Once you have picked a target race, whatever distance or variety, you will inevitably start thinking about how you hope the race will turn out. Some people keep these thoughts in their heads, not wanting to cause any kind of bad luck jinx by revealing their true intentions. Others might state their ultimate goal, but they will setup an array of reasons, ahead of time, why it's probably likely that they will achieve a more modest result. A rare few will arrogantly declare their plans to achieve new heights of fame and glory. I like to mask my goals in the form of humorous jokes and trash talking.
In all seriousness, goal setting can be a valuable method toward achieving a performance breakthrough.
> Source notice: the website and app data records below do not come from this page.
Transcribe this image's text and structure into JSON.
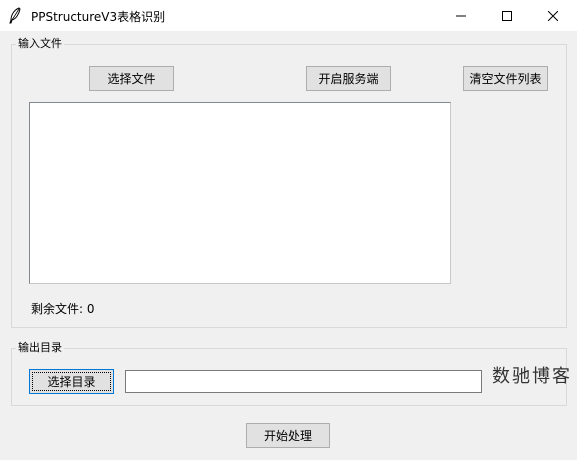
{
  "window": {
    "title": "PPStructureV3表格识别"
  },
  "input_group": {
    "label": "输入文件",
    "select_file_button": "选择文件",
    "start_service_button": "开启服务端",
    "clear_list_button": "清空文件列表",
    "file_list": [],
    "remaining_label": "剩余文件: 0"
  },
  "output_group": {
    "label": "输出目录",
    "select_dir_button": "选择目录",
    "dir_path_value": ""
  },
  "start_button": "开始处理",
  "watermark": "数驰博客"
}
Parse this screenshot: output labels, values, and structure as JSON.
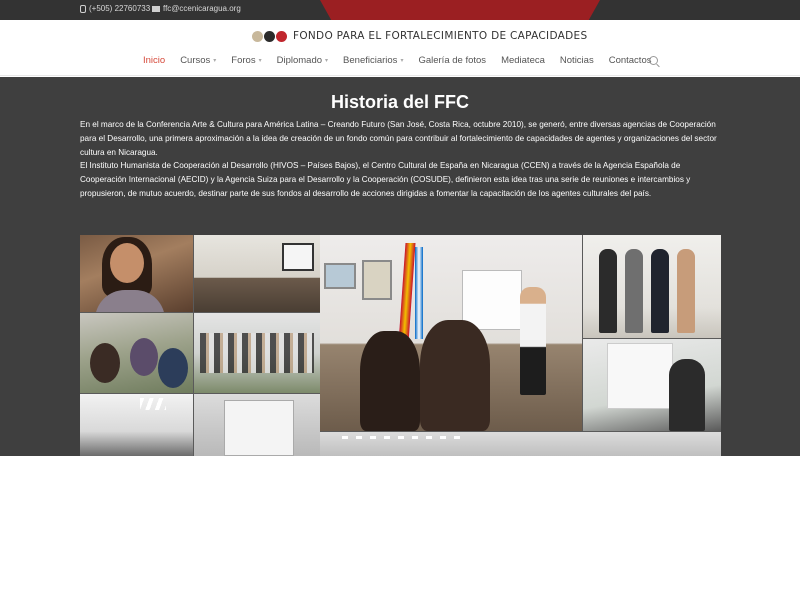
{
  "topbar": {
    "phone": "(+505) 22760733",
    "email": "ffc@ccenicaragua.org",
    "phone_icon": "phone-icon",
    "email_icon": "mail-icon"
  },
  "header": {
    "logo_text": "FONDO PARA EL FORTALECIMIENTO DE CAPACIDADES",
    "logo_colors": [
      "#c8b89b",
      "#2b2b2b",
      "#c0262d"
    ]
  },
  "nav": {
    "items": [
      {
        "label": "Inicio",
        "active": true,
        "has_caret": false
      },
      {
        "label": "Cursos",
        "active": false,
        "has_caret": true
      },
      {
        "label": "Foros",
        "active": false,
        "has_caret": true
      },
      {
        "label": "Diplomado",
        "active": false,
        "has_caret": true
      },
      {
        "label": "Beneficiarios",
        "active": false,
        "has_caret": true
      },
      {
        "label": "Galería de fotos",
        "active": false,
        "has_caret": false
      },
      {
        "label": "Mediateca",
        "active": false,
        "has_caret": false
      },
      {
        "label": "Noticias",
        "active": false,
        "has_caret": false
      },
      {
        "label": "Contactos",
        "active": false,
        "has_caret": false
      }
    ],
    "caret_glyph": "▾",
    "search_icon": "search-icon",
    "active_color": "#d64a3b"
  },
  "main": {
    "title": "Historia del FFC",
    "paragraph1": "En el marco de la Conferencia Arte & Cultura para América Latina – Creando Futuro (San José, Costa Rica, octubre 2010), se generó, entre diversas agencias de Cooperación para el Desarrollo, una primera aproximación a la idea de creación de un fondo común para contribuir al fortalecimiento de capacidades de agentes y organizaciones del sector cultura en Nicaragua.",
    "paragraph2": "El Instituto Humanista de Cooperación al Desarrollo (HIVOS – Países Bajos), el Centro Cultural de España en Nicaragua (CCEN) a través de la Agencia Española de Cooperación Internacional (AECID) y la Agencia Suiza para el Desarrollo y la Cooperación (COSUDE), definieron esta idea tras una serie de reuniones e intercambios y propusieron, de mutuo acuerdo, destinar parte de sus fondos al desarrollo de acciones dirigidas a fomentar la capacitación de los agentes culturales del país.",
    "background": "#3f3f3f"
  }
}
Thinking back to my peak race results, there is a definite pattern of clear goals that I set well in advance of the race and played out in my mind over and over during training and while laying in bed at night. Of course, I still had to execute on race day and have all the cards fall into place, but I believe in the power of the mental setup.
I’d like to share a personal story of a goal set and realized.
My First Marathon
I had ambitious goals for my first marathon. I don’t know exactly what gave me the idea that I could bypass the need to “run one for the experience,” but I decided that I was going to qualify for the Olympic Trials in my first attempt. This meant running under the time standard of 2:47:00. I set this goal about 2 years in advance, decided on the 2006 Vermont City Marathon as the place to do it, and set about training for the distance and pace. I got kind of obsessive about it, but in a good way (I think). I read everything I could about the marathon, studied the course map, ran marathon pace workouts, practiced my fluid intake, and ran the race in my mind on many a training run. I also got in the habit of visualizing race day as I lay in bed each night, often falling asleep around somewhere between halfway and mile 20!
Well, I ended up getting a bad sinus infection in the days before VCM and decided to create a plan B. I was able to get a bib number for the Grandma’s Marathon in Duluth, MN three weeks later; and although this was a little hard to process at first, I quickly began mentally preparing again. New race date, new race course, new competition, same goal, no problem.
I distinctly remember talking to my coach the night before the race and saying, “I have never felt more prepared for anything in my whole life.” I’d seen myself achieve this goal a thousand times in my mind. In my imagination, I had set markers for assessment: “If I’m still on pace and feeling good at 10 miles, it’s a good sign. If I make it to mile 18 on pace, I’m golden. It will feel so awesome to pass by mile 20.” When race day came and I hit these markers just as I’d envisioned, the psychological rush was powerful! I ended up running even splits (1:22:03, 1:22:03), finishing in 2:44:06, and accomplishing my goal. I knew it would take a lot of things falling into place, and I don’t discount that I had a little bit of luck, but I give enormous credit to a clear goal and a lot of visualization.
As you think about your own goals, it is good to keep in mind that there is more than one kind of goal. Try to focus on the things that you have the most control over. You have no control over how your competition is going to perform. You have no control over the weather. But you have total control over what you are going to do to prepare for these things. You have total control over the race strategy you choose, the mental messages you let into your head, and the breakfast of champions that you eat. Time and place goals, while common and worthwhile, are difficult to control, so keep these in perspective and make sure they are not your only measures of success.
I recommend that you do some thinking about, what I call, outcome and process goals.
Identify what you would be excited to achieve. What lessons have you learned from past races? Develop a mental strategy for how to improve in those areas this time around. If you have a time goal, learn the mile pace you need to hit and visualize yourself covering the race course at that pace. If you have your splits from past races of the same distance, take a look and see where you have the most room for improvement. What would it take for you to walk away feeling a sense of accomplishment?
In the short term, set daily or weekly goal(s) that will help keep you on track toward your outcome goal(s). For example, you might have a physical therapy routine that you’re supposed to be doing 3 times per week to stay injury free – your goal could be to stay on that routine. Maybe you feel like your runs have been suffering because you’re not staying hydrated enough during the day – your goal could be to drink more while at work. Try to think about areas of your training and life that might be holding you back and make a goal to improve in one or two concrete ways.
Whether through humor, side-stepping, or bold honesty, find a way to share these goals with others – a little accountability will do you good as you make your goals reality!